Nine or ten years ago I read a book called The Scandal of the Evangelical Mind. At the time I knew next to nothing about American church history, and I’d never heard of Mark Noll. I approached the book as a young Christian keen to learn more about Reformed and evangelical theology. A flatmate had already read it, so I borrowed his copy when he said the book was required reading. At the time my understanding of the Christian faith was beginning to deepen. My experience of Christian churches and organizations was still fairly limited. But I thought I knew enough - I had the basics in place.
Noll’s book was fascinating, interesting. However, I was left wondering about what Noll was really getting at - I thought he was theologically naïve. The history was impressive - but I pretended that my theological view was safely detached from Noll’s critique of evangelicalism and fundamentalism. But I knew that Noll was getting at something, a problem with the movement that brought me to a living faith in Jesus Christ. I was frustrated that The Scandal of the Evangelical Mind told the story without solving any of the theological problems inherent in that story. In some ways, my development as a Christian reader of history and theology has wrestled with Noll’s thesis ever since.
Last night I had the privilege of hearing Noll’s last lecture in a series of three public lectures given at Princeton University. It is safe to say that I no longer doubt Noll’s historical or theological insights. Even if the last lecture relied on other authorities on 20thC American history, Noll’s development of his views on race and religion in American politics deserves to be widely discussed because it has the potential to explain the weaknesses of evangelical Christianity today.
The lecture series developed Noll’s earlier work, found in America’s God: From Jonathan Edwards to Abraham Lincoln (2002) and The Civil War as a Theological Crisis (2006). (You can read reviews of these works here and here.) Basically, Noll argued that the Civil War solved the problem of religion and slavery. But the problem of religion and race remained. It remained right up to the mid-20th century, and, by implication, to the present day. White American Christianity developed alongside an essentially separate Black Christianity. This black prophetic religion was a significant trigger for the Civil Rights movement of the 1950s and 1960s.

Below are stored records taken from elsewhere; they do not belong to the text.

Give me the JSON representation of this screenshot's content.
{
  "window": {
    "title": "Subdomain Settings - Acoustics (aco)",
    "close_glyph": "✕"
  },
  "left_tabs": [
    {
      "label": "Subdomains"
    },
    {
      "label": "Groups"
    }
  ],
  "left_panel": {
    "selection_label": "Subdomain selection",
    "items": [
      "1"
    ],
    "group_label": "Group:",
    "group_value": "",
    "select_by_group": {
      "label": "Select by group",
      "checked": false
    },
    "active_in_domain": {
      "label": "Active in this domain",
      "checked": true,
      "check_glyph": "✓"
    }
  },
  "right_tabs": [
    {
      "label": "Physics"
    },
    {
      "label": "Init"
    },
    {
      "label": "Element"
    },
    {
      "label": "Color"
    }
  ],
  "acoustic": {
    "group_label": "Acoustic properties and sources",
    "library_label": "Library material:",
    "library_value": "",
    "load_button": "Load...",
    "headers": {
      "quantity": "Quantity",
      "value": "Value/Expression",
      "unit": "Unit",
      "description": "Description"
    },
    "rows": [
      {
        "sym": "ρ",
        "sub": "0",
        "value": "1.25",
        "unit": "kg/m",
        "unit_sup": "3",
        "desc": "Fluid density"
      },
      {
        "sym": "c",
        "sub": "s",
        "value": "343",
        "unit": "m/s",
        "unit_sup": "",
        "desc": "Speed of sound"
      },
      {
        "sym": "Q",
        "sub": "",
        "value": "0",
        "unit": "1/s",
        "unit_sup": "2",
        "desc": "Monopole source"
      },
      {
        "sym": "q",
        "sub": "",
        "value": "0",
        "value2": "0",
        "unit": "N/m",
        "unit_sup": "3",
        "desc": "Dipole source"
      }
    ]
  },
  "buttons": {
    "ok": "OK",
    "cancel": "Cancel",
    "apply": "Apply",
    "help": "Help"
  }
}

White Christian ‘elites’ accepted and often promoted civil rights. But there was a consequence to this acceptance of federal promotion of civil rights. Resentment shifted to the expansion of federal government. A coalition between Republican and white evangelical interests grew out of this to form the current conservative power block. Illustrations of this resentment include the growth of creationism - a phenomenon that Noll linked to the investment in public scientific education that was funded by federal government in the late 1950s and 1960s. This federal policy was viewed as an imposition on local Christian values, because public science was inevitably the science of Darwin and evolution, and it was therefore anti-Christian. I was reminded of the scandal of the evangelical mind at this point.
This post is too long already - the lecture series was full of stories that made me cringe. Noll’s comparison of moral religious support for the Civil War, and the moral religious basis of the Civil Rights movement was chilling. Chilling, because in the 1860s white men fought and killed each other in the name of God. In the 1950s and the 1960s, black people fought against injustice and racism using, among other things, public prayer and preaching.
Noll spoke as a white evangelical. He admitted that America was a highly successful country, and a place where millions of people have benefited from values originating in American Protestantism. He ended his talk by positing a ‘Calvinist theological interpretation of a problem caused by “Calvinists”’ But, I will need to get the book before I think about this some more. The lectures will be published by Princeton University Press some time next year.